Only a number is wanted here: how many lines in the entries below contain the word "content".

== DATA RECORDS ==

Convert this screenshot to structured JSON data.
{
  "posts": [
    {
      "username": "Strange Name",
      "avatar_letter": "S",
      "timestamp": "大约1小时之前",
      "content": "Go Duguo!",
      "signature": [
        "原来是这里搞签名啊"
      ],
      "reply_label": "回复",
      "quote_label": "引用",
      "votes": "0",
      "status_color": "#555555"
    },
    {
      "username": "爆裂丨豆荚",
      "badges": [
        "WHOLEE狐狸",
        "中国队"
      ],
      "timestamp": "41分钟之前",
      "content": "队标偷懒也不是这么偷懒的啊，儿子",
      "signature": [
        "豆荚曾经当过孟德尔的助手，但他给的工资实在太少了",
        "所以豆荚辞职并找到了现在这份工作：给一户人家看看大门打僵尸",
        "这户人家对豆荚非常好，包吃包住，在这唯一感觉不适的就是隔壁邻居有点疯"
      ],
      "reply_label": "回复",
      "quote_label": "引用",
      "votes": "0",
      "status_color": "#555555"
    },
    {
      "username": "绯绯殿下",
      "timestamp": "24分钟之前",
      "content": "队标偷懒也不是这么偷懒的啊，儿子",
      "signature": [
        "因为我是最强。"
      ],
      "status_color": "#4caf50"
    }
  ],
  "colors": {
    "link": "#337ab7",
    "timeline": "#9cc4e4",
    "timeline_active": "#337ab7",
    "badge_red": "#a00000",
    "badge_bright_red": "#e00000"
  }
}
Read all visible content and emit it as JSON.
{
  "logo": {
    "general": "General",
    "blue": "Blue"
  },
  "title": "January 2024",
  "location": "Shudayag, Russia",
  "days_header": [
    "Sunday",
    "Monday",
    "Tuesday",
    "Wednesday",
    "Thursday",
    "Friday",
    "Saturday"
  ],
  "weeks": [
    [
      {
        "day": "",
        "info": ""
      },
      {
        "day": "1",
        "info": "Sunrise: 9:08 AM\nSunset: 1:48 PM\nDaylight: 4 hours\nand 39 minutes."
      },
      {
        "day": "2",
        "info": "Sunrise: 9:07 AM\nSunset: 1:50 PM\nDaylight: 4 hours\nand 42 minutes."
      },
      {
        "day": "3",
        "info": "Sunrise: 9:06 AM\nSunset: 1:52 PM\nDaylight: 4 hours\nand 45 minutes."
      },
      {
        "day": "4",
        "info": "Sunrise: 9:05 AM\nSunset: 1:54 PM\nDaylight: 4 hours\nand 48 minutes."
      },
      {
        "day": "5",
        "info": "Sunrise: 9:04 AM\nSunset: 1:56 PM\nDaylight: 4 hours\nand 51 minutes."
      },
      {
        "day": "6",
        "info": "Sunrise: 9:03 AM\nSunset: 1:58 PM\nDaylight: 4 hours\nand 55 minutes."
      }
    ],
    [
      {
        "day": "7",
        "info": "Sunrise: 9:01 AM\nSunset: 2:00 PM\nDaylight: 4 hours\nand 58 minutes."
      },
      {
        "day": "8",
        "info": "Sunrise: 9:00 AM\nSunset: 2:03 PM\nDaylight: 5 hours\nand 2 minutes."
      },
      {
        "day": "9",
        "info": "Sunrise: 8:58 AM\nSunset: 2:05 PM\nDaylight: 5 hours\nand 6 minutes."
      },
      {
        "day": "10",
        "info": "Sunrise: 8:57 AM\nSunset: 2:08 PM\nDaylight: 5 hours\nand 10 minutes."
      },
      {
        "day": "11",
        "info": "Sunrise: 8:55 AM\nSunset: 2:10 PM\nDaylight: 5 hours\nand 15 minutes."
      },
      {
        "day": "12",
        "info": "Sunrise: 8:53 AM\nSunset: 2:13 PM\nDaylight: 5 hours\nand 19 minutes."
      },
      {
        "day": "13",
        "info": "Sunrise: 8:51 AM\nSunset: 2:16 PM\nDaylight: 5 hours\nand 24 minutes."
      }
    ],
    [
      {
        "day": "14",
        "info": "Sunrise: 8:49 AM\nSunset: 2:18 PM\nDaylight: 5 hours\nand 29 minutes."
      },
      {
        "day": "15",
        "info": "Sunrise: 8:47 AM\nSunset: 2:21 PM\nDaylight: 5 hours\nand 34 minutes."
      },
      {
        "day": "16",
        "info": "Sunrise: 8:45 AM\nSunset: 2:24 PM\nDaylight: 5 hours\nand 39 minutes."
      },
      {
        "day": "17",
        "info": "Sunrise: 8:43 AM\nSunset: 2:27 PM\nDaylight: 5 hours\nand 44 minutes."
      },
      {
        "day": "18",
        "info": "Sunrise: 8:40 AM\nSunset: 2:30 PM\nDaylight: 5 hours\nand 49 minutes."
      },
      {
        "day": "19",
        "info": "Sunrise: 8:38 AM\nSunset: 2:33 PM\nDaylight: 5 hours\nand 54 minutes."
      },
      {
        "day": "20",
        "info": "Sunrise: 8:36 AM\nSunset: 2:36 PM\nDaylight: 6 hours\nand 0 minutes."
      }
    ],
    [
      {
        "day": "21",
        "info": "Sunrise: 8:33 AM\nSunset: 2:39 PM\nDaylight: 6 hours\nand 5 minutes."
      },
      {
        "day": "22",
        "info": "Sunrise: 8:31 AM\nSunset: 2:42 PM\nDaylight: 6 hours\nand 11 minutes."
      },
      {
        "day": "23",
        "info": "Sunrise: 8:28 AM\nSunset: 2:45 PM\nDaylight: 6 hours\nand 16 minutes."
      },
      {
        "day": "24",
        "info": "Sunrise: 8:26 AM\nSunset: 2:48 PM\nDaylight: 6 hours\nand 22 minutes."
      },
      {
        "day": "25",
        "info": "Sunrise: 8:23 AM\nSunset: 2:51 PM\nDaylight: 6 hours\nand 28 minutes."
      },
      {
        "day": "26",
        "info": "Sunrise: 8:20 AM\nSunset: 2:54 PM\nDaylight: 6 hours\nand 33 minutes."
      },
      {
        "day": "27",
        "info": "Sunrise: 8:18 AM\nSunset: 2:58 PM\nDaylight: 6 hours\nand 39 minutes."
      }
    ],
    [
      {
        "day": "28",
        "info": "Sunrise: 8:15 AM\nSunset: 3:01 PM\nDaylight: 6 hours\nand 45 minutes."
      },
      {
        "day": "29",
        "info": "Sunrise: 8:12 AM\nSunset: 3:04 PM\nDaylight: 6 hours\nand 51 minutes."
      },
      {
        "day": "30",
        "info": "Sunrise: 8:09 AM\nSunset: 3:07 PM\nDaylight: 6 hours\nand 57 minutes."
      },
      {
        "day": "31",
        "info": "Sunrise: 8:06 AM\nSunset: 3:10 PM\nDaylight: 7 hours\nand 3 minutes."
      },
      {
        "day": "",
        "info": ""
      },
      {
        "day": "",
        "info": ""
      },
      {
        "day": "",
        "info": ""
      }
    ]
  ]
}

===

*EXERCISE RESULT*:
4